We’re going to start with acoustic guitars. First, giving you great strategies for getting an excellent acoustic guitar sound with just one mic, then we’ll move into some more sophisticated acoustic guitar micing techniques using two mics, both stereo and blended techniques, and then in the last part of the series, we’re going to look at approaches for recording electric guitar, both with a single mic, and with some multi-mic techniques.

We’ve got a great guitar player here in the studio, Sulene Van der Walt, let’s dive right in!

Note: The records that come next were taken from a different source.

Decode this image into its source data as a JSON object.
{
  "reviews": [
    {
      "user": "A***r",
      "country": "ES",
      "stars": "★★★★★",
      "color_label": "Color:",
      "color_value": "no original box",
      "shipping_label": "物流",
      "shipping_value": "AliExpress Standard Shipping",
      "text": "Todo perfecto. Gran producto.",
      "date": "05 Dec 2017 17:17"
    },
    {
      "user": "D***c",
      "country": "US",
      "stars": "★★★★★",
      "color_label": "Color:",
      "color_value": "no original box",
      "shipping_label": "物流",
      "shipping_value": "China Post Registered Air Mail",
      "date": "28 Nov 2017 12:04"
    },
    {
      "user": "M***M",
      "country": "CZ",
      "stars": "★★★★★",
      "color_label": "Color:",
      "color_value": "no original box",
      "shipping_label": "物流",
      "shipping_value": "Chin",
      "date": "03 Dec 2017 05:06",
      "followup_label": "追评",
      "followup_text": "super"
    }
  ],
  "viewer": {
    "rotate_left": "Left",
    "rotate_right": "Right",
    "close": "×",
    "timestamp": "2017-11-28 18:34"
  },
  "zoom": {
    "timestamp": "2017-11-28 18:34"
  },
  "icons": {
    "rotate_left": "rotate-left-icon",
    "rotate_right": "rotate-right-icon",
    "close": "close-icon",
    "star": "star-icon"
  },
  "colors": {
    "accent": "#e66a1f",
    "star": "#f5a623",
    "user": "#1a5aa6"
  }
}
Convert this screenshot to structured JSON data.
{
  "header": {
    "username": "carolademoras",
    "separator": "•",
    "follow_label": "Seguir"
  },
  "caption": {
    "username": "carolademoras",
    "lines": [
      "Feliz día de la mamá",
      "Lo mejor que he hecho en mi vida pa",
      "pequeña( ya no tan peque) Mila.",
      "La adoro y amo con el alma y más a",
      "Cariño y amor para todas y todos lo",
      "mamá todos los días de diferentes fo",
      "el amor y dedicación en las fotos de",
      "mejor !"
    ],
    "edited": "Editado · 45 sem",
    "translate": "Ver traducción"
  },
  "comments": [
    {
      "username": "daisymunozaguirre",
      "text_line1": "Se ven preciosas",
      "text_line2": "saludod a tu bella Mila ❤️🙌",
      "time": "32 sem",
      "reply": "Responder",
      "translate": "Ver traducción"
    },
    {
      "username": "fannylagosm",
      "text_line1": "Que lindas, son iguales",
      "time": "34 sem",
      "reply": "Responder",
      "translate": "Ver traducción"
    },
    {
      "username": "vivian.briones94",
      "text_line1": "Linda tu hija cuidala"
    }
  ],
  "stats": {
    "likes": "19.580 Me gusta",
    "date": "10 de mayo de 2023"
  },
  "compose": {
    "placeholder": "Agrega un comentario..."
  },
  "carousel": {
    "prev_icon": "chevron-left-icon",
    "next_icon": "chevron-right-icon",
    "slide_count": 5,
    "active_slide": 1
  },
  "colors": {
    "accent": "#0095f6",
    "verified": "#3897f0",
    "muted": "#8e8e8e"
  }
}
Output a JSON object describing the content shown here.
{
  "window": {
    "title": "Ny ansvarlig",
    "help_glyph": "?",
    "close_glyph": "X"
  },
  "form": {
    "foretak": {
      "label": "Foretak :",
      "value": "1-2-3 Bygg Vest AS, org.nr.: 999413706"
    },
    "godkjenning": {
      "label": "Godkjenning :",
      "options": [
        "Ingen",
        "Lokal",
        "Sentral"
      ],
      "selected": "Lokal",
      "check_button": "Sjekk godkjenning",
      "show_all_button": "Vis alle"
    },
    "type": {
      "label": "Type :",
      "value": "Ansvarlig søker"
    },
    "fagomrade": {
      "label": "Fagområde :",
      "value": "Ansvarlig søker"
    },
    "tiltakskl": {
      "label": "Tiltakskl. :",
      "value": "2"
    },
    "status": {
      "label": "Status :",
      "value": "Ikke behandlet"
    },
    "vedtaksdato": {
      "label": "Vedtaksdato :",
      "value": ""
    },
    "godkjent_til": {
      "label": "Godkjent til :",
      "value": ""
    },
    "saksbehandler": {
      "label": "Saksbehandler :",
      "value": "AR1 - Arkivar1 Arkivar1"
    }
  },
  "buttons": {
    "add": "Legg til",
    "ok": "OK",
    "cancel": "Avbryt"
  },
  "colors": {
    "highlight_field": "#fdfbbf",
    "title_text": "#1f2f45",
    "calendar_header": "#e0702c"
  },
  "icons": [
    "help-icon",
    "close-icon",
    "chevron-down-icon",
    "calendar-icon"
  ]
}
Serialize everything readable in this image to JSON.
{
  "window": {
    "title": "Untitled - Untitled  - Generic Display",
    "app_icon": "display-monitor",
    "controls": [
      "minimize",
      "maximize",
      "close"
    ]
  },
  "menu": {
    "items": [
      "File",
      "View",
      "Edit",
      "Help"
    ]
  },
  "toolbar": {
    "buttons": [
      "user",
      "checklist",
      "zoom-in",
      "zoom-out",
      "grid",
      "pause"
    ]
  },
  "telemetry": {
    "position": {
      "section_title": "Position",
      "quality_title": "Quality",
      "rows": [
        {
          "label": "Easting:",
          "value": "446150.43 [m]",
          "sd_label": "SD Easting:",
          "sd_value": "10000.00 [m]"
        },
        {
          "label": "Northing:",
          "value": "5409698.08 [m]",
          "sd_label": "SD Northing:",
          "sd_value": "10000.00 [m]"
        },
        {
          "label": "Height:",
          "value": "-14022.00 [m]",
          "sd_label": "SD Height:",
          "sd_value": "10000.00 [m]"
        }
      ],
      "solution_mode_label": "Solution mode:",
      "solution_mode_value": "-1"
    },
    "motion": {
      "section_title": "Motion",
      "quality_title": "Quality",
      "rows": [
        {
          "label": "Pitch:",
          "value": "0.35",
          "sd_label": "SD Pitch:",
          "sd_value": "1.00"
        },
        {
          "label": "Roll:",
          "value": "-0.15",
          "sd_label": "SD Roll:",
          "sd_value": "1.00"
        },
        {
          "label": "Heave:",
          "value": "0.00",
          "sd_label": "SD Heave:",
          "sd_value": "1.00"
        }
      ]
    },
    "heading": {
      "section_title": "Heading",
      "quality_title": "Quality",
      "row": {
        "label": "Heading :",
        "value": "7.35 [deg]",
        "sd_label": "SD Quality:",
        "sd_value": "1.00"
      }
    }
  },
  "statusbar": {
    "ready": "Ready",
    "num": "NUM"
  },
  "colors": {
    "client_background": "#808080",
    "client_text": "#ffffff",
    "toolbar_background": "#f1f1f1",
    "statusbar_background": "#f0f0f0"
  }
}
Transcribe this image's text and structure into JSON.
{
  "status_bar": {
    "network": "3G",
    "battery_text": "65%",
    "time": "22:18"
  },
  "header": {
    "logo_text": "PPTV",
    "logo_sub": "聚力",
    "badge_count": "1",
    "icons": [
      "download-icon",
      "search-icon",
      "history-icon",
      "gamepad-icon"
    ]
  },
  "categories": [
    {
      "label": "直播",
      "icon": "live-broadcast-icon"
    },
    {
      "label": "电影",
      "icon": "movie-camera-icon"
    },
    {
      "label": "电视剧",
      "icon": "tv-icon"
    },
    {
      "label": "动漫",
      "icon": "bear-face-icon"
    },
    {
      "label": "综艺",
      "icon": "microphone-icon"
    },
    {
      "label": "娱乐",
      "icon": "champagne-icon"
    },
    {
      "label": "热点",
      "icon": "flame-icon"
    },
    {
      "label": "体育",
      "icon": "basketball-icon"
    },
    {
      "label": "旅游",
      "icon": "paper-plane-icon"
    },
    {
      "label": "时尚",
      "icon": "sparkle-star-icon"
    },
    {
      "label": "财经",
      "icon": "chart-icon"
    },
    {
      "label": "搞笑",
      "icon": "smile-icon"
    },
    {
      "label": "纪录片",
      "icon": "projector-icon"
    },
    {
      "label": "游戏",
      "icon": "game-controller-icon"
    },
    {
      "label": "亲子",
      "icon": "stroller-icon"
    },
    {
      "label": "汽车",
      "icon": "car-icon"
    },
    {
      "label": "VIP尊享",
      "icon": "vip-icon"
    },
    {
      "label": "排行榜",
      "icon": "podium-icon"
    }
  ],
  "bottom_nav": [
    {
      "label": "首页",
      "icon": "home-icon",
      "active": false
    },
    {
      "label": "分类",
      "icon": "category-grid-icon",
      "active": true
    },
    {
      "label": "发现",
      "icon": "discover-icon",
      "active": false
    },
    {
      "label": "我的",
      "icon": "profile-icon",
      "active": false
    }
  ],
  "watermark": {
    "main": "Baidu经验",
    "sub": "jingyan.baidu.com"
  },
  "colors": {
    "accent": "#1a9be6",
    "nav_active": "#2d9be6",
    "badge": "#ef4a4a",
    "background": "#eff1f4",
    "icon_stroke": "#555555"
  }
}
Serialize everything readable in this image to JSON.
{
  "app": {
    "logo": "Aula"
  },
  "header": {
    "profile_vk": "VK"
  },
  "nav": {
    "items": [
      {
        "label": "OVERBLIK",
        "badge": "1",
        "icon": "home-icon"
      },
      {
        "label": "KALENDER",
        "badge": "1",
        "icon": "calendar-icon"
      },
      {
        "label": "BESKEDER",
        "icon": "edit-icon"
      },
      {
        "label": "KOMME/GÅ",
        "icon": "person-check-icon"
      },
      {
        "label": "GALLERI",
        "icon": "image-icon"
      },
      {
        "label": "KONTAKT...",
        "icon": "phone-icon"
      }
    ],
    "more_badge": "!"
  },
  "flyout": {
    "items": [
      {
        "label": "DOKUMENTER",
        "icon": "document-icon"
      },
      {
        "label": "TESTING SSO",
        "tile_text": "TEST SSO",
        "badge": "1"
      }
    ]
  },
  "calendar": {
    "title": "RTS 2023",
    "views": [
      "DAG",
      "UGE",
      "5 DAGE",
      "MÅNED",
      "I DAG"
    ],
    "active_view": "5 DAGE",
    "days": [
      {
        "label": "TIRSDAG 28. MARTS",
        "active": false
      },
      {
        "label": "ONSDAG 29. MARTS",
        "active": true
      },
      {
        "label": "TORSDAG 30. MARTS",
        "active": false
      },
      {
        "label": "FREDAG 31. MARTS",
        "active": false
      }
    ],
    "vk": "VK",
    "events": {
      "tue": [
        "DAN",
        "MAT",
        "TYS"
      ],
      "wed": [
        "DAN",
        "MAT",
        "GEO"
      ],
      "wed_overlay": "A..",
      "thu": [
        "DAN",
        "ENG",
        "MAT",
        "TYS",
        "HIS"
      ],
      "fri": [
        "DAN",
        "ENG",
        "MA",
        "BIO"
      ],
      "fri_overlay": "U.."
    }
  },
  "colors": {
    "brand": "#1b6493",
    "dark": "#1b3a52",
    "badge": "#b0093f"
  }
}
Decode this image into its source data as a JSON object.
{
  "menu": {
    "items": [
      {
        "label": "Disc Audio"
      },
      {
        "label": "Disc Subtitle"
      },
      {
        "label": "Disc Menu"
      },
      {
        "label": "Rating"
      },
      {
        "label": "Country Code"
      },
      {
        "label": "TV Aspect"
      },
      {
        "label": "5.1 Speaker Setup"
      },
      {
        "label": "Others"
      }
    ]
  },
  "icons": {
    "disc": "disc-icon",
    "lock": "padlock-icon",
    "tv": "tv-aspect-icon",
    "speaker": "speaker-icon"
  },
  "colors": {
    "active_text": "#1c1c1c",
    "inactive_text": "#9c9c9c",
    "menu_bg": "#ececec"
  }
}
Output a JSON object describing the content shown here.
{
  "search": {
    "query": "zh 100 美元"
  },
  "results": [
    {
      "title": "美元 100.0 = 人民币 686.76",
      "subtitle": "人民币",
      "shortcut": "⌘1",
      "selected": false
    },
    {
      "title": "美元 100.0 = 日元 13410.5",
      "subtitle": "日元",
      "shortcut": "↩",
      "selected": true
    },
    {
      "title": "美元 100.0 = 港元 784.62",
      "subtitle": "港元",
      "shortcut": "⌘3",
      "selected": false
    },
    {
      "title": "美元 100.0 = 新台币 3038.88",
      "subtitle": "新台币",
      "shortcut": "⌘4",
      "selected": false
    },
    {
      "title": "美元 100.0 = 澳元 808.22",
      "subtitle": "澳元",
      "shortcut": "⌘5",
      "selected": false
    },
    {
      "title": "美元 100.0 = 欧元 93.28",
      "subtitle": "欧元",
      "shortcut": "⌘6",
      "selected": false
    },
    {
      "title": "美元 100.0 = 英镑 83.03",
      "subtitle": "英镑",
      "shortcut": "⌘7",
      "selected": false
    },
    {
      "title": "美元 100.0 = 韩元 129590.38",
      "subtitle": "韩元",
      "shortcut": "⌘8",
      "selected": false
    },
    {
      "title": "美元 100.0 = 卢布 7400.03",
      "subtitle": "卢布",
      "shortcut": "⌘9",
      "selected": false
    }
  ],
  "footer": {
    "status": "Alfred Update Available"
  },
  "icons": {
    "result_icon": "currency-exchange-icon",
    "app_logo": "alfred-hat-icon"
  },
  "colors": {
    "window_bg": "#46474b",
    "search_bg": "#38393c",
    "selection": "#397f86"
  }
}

Alright, let’s look at some mono mic techniques for acoustic guitar. A lot of people think you have to do some sophisticated placement to get a really great, full dimensional acoustic guitar sound, but you don’t. A single microphone can really do a lot. A single microphone is generally going to be preferable when you’re working a kind of dense mix.

In a really dense mix, you’re not going to want the acoustic guitar to take up too much space in the mix, and a single microphone, often pointed right about here where the neck meets the body is going to give you a really great balanced tone. It’s going to fit into a dense mix pretty nicely.


In general, the further out you go towards the finger board, the brighter the tone is going to be, and as you get closer to the sound hole, the more bass you’ll get. You’ll want to get careful if you’re pointing directly at the sound hole, you’ll get a lot of bass buildup. Probably too much. So aiming at the sound hold a bit off-axis can be a bit helpful.

Some engineers will record out here by the bridge, and you’ll generally get a lot of mid-range by the bridge, a bit more pick attack, but this can give you a very focused sound, and it might be appropriate for the track you’re working on.

In general, I would say you want to start six to twelve inches away, depending on how far back in the mix you want the acoustic guitar to sit. So let’s plug this mic in, and we’ll hear each of these zones, and then we’ll come back and we wil do a few of the most popular fixed positions — out here where the neck meets the body, going in more towards the sound hold, a little bit off-axis, and then recording closer to the bridge.

These aren’t the only techniques possible. Some engineers will record from above or below the sound hold, and occasionally, you’ll see people trying to record over the shoulder, trying to give an impression of what the guitar sounds like to the player. Last quick note is if we were doing guitar and vocals today, I might be inclined to set my mics to a hyper cardioid or bi-directional pattern, and that will give us greater isolation between the singer and the guitar so we won’t have too much spill from the guitar into the vocal mic, and vice versa, but for this demonstration, we’re going to be sticking mostly to cardioid pattern.

Alright, let’s start hearing it. Sulene, you ready to play a little bit? Alright.

[acoustic guitar, moving the mic position manually, AKG C451B into an API 3124]

Alright, let’s hear a few of the most popular fixed mono mic positions.

[acoustic guitar, mic at neck/body joint]

[acoustic guitar, mic at sound hole slightly off-axis]

[acoustic guitar, mic pointed toward the bridge]

Thanks for joining us for this installment in our three-part series on micing guitars! Make sure you check out the other two parts. This has been Justin Colletti of Sonic Scoop, coming at you from Bronze Studios, courtesy of B&H. Go to, check us out there for more videos. Go to b& Thanks for hanging out with me. See you next time.


Justin Colletti

Justin Colletti has been obsessing about audio for more than 20 years, and working in the field for nearly 15 years. Learn more from Justin in Mixing Breakthroughs.